**Work item:** Every line in the material below that includes "mileycyrus" should be copied.

------------------------------------------------

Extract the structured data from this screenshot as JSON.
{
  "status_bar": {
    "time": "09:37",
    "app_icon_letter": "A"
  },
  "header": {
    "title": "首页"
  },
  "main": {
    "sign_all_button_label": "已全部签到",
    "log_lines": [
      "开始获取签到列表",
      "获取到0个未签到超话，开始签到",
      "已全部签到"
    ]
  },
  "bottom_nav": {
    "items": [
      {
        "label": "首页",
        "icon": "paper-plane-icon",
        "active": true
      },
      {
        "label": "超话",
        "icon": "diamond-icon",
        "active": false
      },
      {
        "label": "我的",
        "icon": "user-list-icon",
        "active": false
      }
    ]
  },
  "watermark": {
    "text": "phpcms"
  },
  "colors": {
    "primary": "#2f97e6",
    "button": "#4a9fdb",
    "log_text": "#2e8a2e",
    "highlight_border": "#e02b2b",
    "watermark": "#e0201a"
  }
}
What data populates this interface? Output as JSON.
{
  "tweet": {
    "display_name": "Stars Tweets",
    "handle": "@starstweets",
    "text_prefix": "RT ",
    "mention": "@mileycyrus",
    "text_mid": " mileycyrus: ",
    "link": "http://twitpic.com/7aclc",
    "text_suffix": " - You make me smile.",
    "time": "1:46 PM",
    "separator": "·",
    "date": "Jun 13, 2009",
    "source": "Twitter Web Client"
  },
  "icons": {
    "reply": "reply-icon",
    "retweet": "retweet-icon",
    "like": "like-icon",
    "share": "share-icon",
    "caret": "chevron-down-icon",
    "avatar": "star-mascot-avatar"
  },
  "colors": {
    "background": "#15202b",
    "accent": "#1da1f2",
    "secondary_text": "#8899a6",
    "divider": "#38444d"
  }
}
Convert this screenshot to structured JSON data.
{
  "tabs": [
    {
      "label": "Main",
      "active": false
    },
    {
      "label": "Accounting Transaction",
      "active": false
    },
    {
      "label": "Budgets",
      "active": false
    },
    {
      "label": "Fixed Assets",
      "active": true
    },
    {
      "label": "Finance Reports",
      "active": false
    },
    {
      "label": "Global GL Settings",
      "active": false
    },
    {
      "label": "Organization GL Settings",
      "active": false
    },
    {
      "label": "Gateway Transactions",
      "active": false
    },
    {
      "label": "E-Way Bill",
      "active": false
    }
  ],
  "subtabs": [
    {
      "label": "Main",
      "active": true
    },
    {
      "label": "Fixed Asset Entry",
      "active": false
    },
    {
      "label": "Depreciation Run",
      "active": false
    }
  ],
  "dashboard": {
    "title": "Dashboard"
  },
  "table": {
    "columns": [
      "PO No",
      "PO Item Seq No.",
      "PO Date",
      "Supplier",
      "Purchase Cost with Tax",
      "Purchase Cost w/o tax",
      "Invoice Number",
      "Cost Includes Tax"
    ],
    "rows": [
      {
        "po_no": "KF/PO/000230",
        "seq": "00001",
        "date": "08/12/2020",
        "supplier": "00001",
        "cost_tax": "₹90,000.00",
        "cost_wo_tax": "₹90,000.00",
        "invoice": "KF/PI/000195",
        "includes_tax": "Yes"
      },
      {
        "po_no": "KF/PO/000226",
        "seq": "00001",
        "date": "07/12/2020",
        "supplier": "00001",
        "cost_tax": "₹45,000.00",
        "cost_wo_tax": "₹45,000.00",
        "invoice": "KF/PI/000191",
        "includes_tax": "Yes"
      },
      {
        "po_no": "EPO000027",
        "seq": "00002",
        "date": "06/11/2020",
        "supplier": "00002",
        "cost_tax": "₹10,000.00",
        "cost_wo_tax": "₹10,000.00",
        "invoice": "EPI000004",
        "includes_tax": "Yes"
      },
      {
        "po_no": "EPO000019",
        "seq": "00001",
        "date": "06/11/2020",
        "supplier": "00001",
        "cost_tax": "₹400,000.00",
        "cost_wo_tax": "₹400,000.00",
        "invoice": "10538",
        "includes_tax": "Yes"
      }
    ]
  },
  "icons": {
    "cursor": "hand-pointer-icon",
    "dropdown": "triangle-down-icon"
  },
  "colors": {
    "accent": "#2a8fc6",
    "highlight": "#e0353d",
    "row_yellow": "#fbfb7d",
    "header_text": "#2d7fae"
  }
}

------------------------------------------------

**Result:**
    "mention": "@mileycyrus",
    "text_mid": " mileycyrus: ",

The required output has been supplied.